Saturday, October 11, 2008

Event Horizon

We all have "guilty pleasures" - movies or books that we know we probably shouldn't like, but we do. One of the movies that fits into this category for me is Paul W. S. Anderson's 1997 sci-fi horror flick Event Horizon. Although I know it has flaws, I've seen it several times, and love it. It is two-thirds of a great movie (more on that later).

In the year 2047, man has moved out into the solar system, exploring and exploiting the resources of Earth's fellow solar orbiters. The ship Lewis and Clark operates as a sort of deep space Coast Guard. Commanded by the conscientious Captain Miller (Lawrence Fishburne), they are sent on a mysterious mission to the limits of explored space, the orbit of Neptune. With the crew, which represents all the English-speaking countries, travels a scientist, Doctor Weir (Sam Neill), who holds the key to the mission.

Seven years earlier, a deep space explorer called the Event Horizon was lost when its engine exploded. Weir reveals to the cynical crew that this was a lie, the Event Horizon was designed to be the first ship from earth to travel to another star. In the requisite mumbo-jumbo exposition sequence, Weir explains how the Event Horizon's "gravity drive" was designed to create a controlled black hole, to enable the ship to almost instantaneously reach across immense distances. Instead of the accident that was the official story, after the gravity drive was engaged, the ship disappeared, and was never heard from again. Until now, when the ship has reappeared near Neptune. The Lewis and Clark's mission is to investigate the Event Horizon and find out what happened.

Once they reach their destination, they find that none of the original crew has survived, and the ship itself has brought back something from the void outside our dimension. What ensues is a classic haunted house story in space, with the Event Horizon serving as the haunted house. This is much the same story structure used in Alien. Each crew member is visited with a sin from their past that still haunts them. Captain Miller sees a crew member who died under his command, Doctor Weir an apparition of his dead wife, etc.

As is usual in this sort of movie, it is creepier when the crew is trying to figure out what is going on. After a tremendous first two acts, it devolves a bit in the third act, when the story falls back on traditional movie devices ("when in doubt, blow shit up"). The cast, which includes Jason Isaacs and Sean Pertwee in addition to Fishburne and Neill, is superb.

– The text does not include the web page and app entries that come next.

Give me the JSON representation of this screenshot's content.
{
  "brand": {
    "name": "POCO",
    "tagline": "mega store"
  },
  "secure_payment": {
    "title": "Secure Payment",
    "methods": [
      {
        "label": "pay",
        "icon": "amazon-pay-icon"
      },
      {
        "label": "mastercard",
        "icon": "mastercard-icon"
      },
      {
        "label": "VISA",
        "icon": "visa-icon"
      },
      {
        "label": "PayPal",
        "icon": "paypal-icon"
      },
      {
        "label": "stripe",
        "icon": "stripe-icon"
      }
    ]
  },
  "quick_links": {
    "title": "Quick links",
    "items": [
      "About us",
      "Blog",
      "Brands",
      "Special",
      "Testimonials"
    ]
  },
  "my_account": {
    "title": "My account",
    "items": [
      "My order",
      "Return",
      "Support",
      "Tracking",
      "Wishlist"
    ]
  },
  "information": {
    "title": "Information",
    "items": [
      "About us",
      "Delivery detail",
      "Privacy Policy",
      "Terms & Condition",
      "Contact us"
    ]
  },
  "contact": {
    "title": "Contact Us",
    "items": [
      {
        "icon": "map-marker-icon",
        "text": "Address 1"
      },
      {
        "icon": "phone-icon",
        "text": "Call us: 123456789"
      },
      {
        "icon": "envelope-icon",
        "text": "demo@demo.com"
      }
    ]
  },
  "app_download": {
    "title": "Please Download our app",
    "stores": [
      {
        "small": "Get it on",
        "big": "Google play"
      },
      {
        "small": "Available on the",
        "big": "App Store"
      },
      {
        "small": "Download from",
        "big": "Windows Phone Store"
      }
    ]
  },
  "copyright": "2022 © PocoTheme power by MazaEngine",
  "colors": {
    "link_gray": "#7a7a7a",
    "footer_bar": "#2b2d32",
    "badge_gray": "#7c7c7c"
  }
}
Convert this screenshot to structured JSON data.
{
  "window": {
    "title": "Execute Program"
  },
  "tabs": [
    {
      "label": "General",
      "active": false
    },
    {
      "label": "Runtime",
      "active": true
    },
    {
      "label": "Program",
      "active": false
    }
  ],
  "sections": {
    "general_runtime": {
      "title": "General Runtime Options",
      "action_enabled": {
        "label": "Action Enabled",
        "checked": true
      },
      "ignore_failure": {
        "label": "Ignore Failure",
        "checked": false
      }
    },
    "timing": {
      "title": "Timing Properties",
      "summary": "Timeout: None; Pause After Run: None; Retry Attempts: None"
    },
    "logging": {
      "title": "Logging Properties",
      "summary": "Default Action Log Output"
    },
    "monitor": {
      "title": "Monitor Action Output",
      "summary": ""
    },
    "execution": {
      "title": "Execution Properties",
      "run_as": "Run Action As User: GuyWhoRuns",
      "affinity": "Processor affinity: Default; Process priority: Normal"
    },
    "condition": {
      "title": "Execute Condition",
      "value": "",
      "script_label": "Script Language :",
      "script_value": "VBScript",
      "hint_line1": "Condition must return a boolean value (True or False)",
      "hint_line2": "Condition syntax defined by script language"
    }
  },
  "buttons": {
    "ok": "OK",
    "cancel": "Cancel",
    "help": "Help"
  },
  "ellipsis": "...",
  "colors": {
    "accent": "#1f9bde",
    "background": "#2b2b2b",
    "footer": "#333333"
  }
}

The basic idea is wonderful, the payoff doesn't quite live up to it. Still, as I said, one of my favorite guilty pleasures.


John Hornor Jacobs said...

You forgot the Latin! No horror movie/book is complete without at least one ominous Latin phrase.

The fact that it's a SF vehicle, the Latin should get extra props.

KentAllard said...

I was going to point out that "Liberate Tutume Ex Infernis" is actually bad latin, since "Tutume" isn't a real Latin word, but I forgot. Also, it's a mystery why they couldn't find anyone to translate the latin phrase before they left, and had to rely on the assistant medical officer once they were underway.

John Hornor Jacobs said...

Well, the whole Sator Rotas magic square ain't exactly correct Latin either, but it sounds cool. Sorta like Abracadabra.